By Brooke Davis, Spring Program Intern
During our last session together, the kids did what we called a “brain dump,” where they got all of their unedited thoughts and ideas down on paper. Week four was about taking those ideas and revising them until they turned into poems.
For some writers, revision is the easy part because the words are already there, in all their inarticulate glory. However, many consider revision to be the bane of their existence. They have to take their words, cut them down, change them and add new ones to the point of becoming so frustrated that it feels like it’s time to scrap the piece altogether. If that doesn’t sound daunting, maybe it should.
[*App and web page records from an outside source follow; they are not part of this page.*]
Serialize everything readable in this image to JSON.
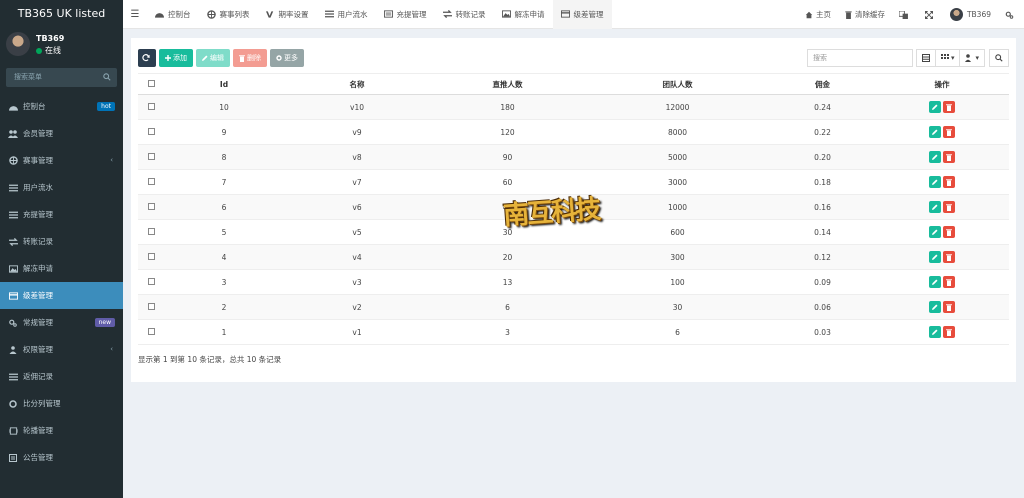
{
  "brand": "TB365 UK listed",
  "user": {
    "name": "TB369",
    "status": "在线"
  },
  "sidebar": {
    "search_placeholder": "搜索菜单",
    "items": [
      {
        "label": "控制台",
        "icon": "dashboard-icon",
        "badge": "hot"
      },
      {
        "label": "会员管理",
        "icon": "users-icon"
      },
      {
        "label": "赛事管理",
        "icon": "globe-icon",
        "caret": "‹"
      },
      {
        "label": "用户流水",
        "icon": "list-icon"
      },
      {
        "label": "充提管理",
        "icon": "list-icon"
      },
      {
        "label": "转账记录",
        "icon": "transfer-icon"
      },
      {
        "label": "解冻申请",
        "icon": "image-icon"
      },
      {
        "label": "级差管理",
        "icon": "card-icon",
        "active": true
      },
      {
        "label": "常规管理",
        "icon": "cogs-icon",
        "badge": "new"
      },
      {
        "label": "权限管理",
        "icon": "group-icon",
        "caret": "‹"
      },
      {
        "label": "返佣记录",
        "icon": "list-icon"
      },
      {
        "label": "比分列管理",
        "icon": "circle-icon"
      },
      {
        "label": "轮播管理",
        "icon": "slides-icon"
      },
      {
        "label": "公告管理",
        "icon": "notice-icon"
      }
    ]
  },
  "navbar": {
    "tabs": [
      {
        "label": "控制台",
        "icon": "dashboard-icon"
      },
      {
        "label": "赛事列表",
        "icon": "globe-icon"
      },
      {
        "label": "期率设置",
        "icon": "vk-icon"
      },
      {
        "label": "用户流水",
        "icon": "list-icon"
      },
      {
        "label": "充提管理",
        "icon": "list-alt-icon"
      },
      {
        "label": "转账记录",
        "icon": "transfer-icon"
      },
      {
        "label": "解冻申请",
        "icon": "image-icon"
      },
      {
        "label": "级差管理",
        "icon": "card-icon",
        "active": true
      }
    ],
    "right": {
      "home": "主页",
      "clear_cache": "清除缓存",
      "username": "TB369"
    }
  },
  "toolbar": {
    "add": "添加",
    "edit": "编辑",
    "delete": "删除",
    "more": "更多",
    "search_placeholder": "搜索"
  },
  "table": {
    "columns": [
      "Id",
      "名称",
      "直推人数",
      "团队人数",
      "佣金",
      "操作"
    ],
    "rows": [
      [
        "10",
        "v10",
        "180",
        "12000",
        "0.24"
      ],
      [
        "9",
        "v9",
        "120",
        "8000",
        "0.22"
      ],
      [
        "8",
        "v8",
        "90",
        "5000",
        "0.20"
      ],
      [
        "7",
        "v7",
        "60",
        "3000",
        "0.18"
      ],
      [
        "6",
        "v6",
        "40",
        "1000",
        "0.16"
      ],
      [
        "5",
        "v5",
        "30",
        "600",
        "0.14"
      ],
      [
        "4",
        "v4",
        "20",
        "300",
        "0.12"
      ],
      [
        "3",
        "v3",
        "13",
        "100",
        "0.09"
      ],
      [
        "2",
        "v2",
        "6",
        "30",
        "0.06"
      ],
      [
        "1",
        "v1",
        "3",
        "6",
        "0.03"
      ]
    ]
  },
  "footer": "显示第 1 到第 10 条记录，总共 10 条记录",
  "watermark": "南互科技",
  "colors": {
    "sidebar_bg": "#222d32",
    "active": "#3c8dbc",
    "success": "#18bc9c",
    "danger": "#e74c3c"
  }
}
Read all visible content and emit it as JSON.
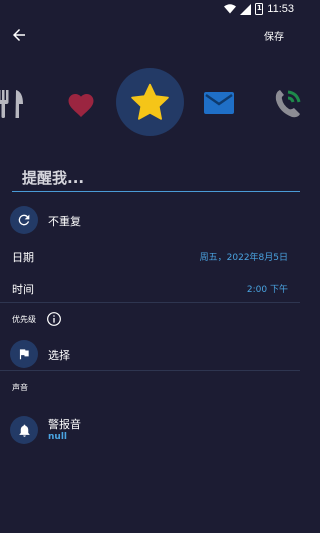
{
  "status_bar": {
    "time": "11:53",
    "battery_level_text": "1",
    "icons": [
      "wifi-icon",
      "signal-icon",
      "battery-icon"
    ]
  },
  "app_bar": {
    "back_icon": "arrow-left-icon",
    "save_label": "保存"
  },
  "category_icons": [
    {
      "name": "fork-knife-icon",
      "selected": false,
      "color": "#b8b8c0"
    },
    {
      "name": "heart-icon",
      "selected": false,
      "color": "#9b2540"
    },
    {
      "name": "star-icon",
      "selected": true,
      "color": "#f5c518"
    },
    {
      "name": "mail-icon",
      "selected": false,
      "color": "#1f6fc7"
    },
    {
      "name": "phone-icon",
      "selected": false,
      "color": "#1e8a4a"
    }
  ],
  "reminder": {
    "placeholder": "提醒我...",
    "value": ""
  },
  "repeat": {
    "icon": "repeat-icon",
    "label": "不重复"
  },
  "date": {
    "label": "日期",
    "value": "周五，2022年8月5日"
  },
  "time": {
    "label": "时间",
    "value": "2:00 下午"
  },
  "priority": {
    "label": "优先级",
    "info_icon": "info-icon",
    "choose_icon": "flag-icon",
    "choose_label": "选择"
  },
  "sound": {
    "section_label": "声音",
    "icon": "bell-icon",
    "label": "警报音",
    "value": "null"
  },
  "colors": {
    "background": "#1c1c33",
    "accent": "#4aa3e0",
    "circle_bg": "#233a66"
  }
}
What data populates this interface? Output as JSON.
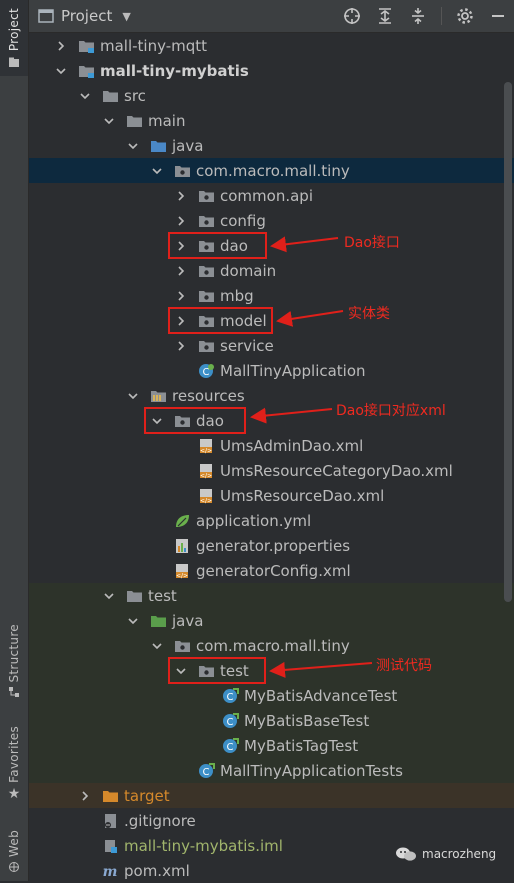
{
  "sidebar": {
    "tabs": [
      {
        "label": "Project",
        "active": true
      },
      {
        "label": "Structure"
      },
      {
        "label": "Favorites"
      },
      {
        "label": "Web"
      }
    ]
  },
  "header": {
    "title": "Project"
  },
  "tree": [
    {
      "label": "mall-tiny-mqtt",
      "depth": 1,
      "expanded": false,
      "icon": "module-folder"
    },
    {
      "label": "mall-tiny-mybatis",
      "depth": 1,
      "expanded": true,
      "icon": "module-folder",
      "bold": true
    },
    {
      "label": "src",
      "depth": 2,
      "expanded": true,
      "icon": "folder"
    },
    {
      "label": "main",
      "depth": 3,
      "expanded": true,
      "icon": "folder"
    },
    {
      "label": "java",
      "depth": 4,
      "expanded": true,
      "icon": "source-folder"
    },
    {
      "label": "com.macro.mall.tiny",
      "depth": 5,
      "expanded": true,
      "icon": "package",
      "selected": true
    },
    {
      "label": "common.api",
      "depth": 6,
      "expanded": false,
      "icon": "package"
    },
    {
      "label": "config",
      "depth": 6,
      "expanded": false,
      "icon": "package"
    },
    {
      "label": "dao",
      "depth": 6,
      "expanded": false,
      "icon": "package"
    },
    {
      "label": "domain",
      "depth": 6,
      "expanded": false,
      "icon": "package"
    },
    {
      "label": "mbg",
      "depth": 6,
      "expanded": false,
      "icon": "package"
    },
    {
      "label": "model",
      "depth": 6,
      "expanded": false,
      "icon": "package"
    },
    {
      "label": "service",
      "depth": 6,
      "expanded": false,
      "icon": "package"
    },
    {
      "label": "MallTinyApplication",
      "depth": 6,
      "icon": "spring-class"
    },
    {
      "label": "resources",
      "depth": 4,
      "expanded": true,
      "icon": "resources-folder"
    },
    {
      "label": "dao",
      "depth": 5,
      "expanded": true,
      "icon": "package"
    },
    {
      "label": "UmsAdminDao.xml",
      "depth": 6,
      "icon": "xml-file"
    },
    {
      "label": "UmsResourceCategoryDao.xml",
      "depth": 6,
      "icon": "xml-file"
    },
    {
      "label": "UmsResourceDao.xml",
      "depth": 6,
      "icon": "xml-file"
    },
    {
      "label": "application.yml",
      "depth": 5,
      "icon": "yml-file"
    },
    {
      "label": "generator.properties",
      "depth": 5,
      "icon": "properties-file"
    },
    {
      "label": "generatorConfig.xml",
      "depth": 5,
      "icon": "xml-file"
    },
    {
      "label": "test",
      "depth": 3,
      "expanded": true,
      "icon": "folder",
      "testbg": true
    },
    {
      "label": "java",
      "depth": 4,
      "expanded": true,
      "icon": "test-source-folder",
      "testbg": true
    },
    {
      "label": "com.macro.mall.tiny",
      "depth": 5,
      "expanded": true,
      "icon": "package",
      "testbg": true
    },
    {
      "label": "test",
      "depth": 6,
      "expanded": true,
      "icon": "package",
      "testbg": true
    },
    {
      "label": "MyBatisAdvanceTest",
      "depth": 7,
      "icon": "test-class",
      "testbg": true
    },
    {
      "label": "MyBatisBaseTest",
      "depth": 7,
      "icon": "test-class",
      "testbg": true
    },
    {
      "label": "MyBatisTagTest",
      "depth": 7,
      "icon": "test-class",
      "testbg": true
    },
    {
      "label": "MallTinyApplicationTests",
      "depth": 6,
      "icon": "test-class",
      "testbg": true
    },
    {
      "label": "target",
      "depth": 2,
      "expanded": false,
      "icon": "excluded-folder",
      "color": "orange",
      "excluded": true
    },
    {
      "label": ".gitignore",
      "depth": 2,
      "icon": "ignore-file"
    },
    {
      "label": "mall-tiny-mybatis.iml",
      "depth": 2,
      "icon": "iml-file",
      "color": "green"
    },
    {
      "label": "pom.xml",
      "depth": 2,
      "icon": "maven-file"
    }
  ],
  "annotations": {
    "dao_note": "Dao接口",
    "model_note": "实体类",
    "dao_xml_note": "Dao接口对应xml",
    "test_note": "测试代码"
  },
  "watermark": {
    "text": "macrozheng"
  },
  "colors": {
    "annotation": "#e0201a",
    "selection": "#0d293e",
    "folder": "#8b8f94",
    "source_folder": "#4a88c7",
    "test_folder": "#5a9e4b",
    "excluded": "#d5892b"
  }
}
Sometimes it’s hard to know where to start. So, I asked my students to put their pencils aside and think of a few questions that might get them going. For example: What kind of tone do I want? Did I use any examples of figurative language? Did I give a clear description using my five senses?
There are no right or wrong answers to these questions, and poems don’t have to use any of the above-mentioned strategies. Some writers would ask entirely different questions. But for people who struggle with figuring out which direction they want to go in, the basics are a good place to start.
After my students thought of their answers for these questions, they had a better idea of what they wanted their poems to accomplish. Then, it was time to go back to their drafts and read them over to see if their poems were already doing what they wanted them to do. In most cases, they weren’t.
Knowing exactly what you want to say is a big step in the right direction. After that, it’s a matter of cutting out anything that works against what you think your poem should be. A lot of times, the idea is already there, buried somewhere. It’s just a matter of mercilessly hacking away 90% of your hard work to find it.